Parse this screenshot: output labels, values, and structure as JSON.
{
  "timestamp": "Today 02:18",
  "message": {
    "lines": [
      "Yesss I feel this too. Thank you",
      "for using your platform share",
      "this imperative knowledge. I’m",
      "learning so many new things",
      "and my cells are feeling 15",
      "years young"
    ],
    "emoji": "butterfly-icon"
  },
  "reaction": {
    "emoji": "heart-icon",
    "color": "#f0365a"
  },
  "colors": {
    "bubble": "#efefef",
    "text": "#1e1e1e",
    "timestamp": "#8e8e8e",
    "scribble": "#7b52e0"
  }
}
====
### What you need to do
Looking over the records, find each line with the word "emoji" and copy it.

### Result of the task
    "emoji": "butterfly-icon"
    "emoji": "heart-icon",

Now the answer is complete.